b)Milton’s Paradise Lost

c)Dante Alighieri’s Divine Comedy

 

6.What does the monster beg Victor to do?

a) Put an end to his existence

b)Ask God for his mercy

c)Overlook all that he has revealed
d)Build him a friend

 

answers

Answers:

  1. c)
  2. d)
  3. c)
  4. a)
  5. b)
  6. d)

Inspired by http://www.sparknotes.com

Religion in Frankenstein

While many understand Mary Shelley’s “Frankenstein” as a novel of dismay, there is obviously a religious presence in the background due to the attachment of John Milton’s “Paradise Lost” written in 1667. Milton merged Paganism, classical Greek mentions, and Christianity into the poem.

Moving on, the counter religious manner of Shelley seems to be present. It appears that Shelley is not merely disregarding religion and leaving it out, but instead reasoning against it. While distinctive characters in the story can be associated to biblical symbols, Frankenstein takes place in a world that is absent of religion. Despite this after the story, Frankenstein dies a morally sound man.

 

How Alchemy Altered Frankenstein

Alchemy

Frankenstein is a novel written by the English author Mary Shelley in 1818 tells the story of Victor Frankenstein, a youthful scientist who creates an incongruous but wise creature in an eccentric scientific experimentation. Even though alchemy and the alchemists, are hardly referred to in the novel, they are essential to the persistence of the plot.
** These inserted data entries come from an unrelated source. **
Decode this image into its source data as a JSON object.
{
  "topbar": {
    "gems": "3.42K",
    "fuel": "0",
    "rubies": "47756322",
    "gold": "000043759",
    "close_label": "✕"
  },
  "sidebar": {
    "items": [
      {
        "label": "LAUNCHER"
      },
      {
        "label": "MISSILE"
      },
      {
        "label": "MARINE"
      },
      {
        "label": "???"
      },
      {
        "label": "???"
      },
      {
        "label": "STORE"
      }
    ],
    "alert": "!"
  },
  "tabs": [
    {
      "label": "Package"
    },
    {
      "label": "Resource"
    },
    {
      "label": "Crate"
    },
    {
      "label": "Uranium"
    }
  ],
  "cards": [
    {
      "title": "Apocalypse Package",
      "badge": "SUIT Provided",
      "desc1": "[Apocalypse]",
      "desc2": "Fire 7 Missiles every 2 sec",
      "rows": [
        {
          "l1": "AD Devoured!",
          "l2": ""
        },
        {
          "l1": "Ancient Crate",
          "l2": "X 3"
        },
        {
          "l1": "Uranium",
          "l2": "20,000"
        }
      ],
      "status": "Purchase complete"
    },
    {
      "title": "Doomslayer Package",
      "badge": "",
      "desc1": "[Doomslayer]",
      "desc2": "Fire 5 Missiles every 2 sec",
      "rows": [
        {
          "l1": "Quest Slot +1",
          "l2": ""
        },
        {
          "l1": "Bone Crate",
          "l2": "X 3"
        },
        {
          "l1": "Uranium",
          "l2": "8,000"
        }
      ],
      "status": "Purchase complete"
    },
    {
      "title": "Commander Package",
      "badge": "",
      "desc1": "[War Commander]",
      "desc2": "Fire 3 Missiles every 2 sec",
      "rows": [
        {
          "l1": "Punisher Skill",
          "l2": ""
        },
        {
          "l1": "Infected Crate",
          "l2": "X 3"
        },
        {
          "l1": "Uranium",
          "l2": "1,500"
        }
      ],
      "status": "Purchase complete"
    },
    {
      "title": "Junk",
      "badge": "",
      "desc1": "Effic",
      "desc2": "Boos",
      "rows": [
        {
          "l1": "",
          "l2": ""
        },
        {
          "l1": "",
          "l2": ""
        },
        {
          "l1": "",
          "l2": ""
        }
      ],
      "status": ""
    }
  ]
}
It is the alchemists and their notions, predominantly those of Paracelsus and the thought of the elixir of life, that drive Victor Frankenstein to pursue the idea of life through science, eventually leading Victor to the creation of the beast in Frankenstein.

Paracelsus was a Swiss alchemist and physician who perceived and used alchemic treatment above all other ideas of alchemy to help people. Paracelsus. This treatment would be able to lengthen the life of man by curing them, and consequently allow them to live an improved life. It was believed that the elixir of life, a goal of many alchemists, was the ultimate cordial that would allow a person to live forever. Considering this, an individual can asses something similar to Victor’s idea in Frankenstein. Victor himself pursues the legendary elixir in the novel. Wealth meant nothing to him compared to what glory would follow the discovery. He wanted to remove illness from human existence completely.

A contemporary fallacy is that alchemy is the act of transfiguring objects such as wood and metal into gold and silver for material gain. In Frankenstein, the natural attitude that is mentioned views alchemists as those who wished to uncover the mystery of life and the creation of lifeless objects in addition to those who pursued to restore the human soul to excellence. Through viewing alchemy in such way, Victor desires to use the alchemy he learns from his educators to eliminate the state of death. This objective is not for wealth but for the benefit of the people.

Alchamy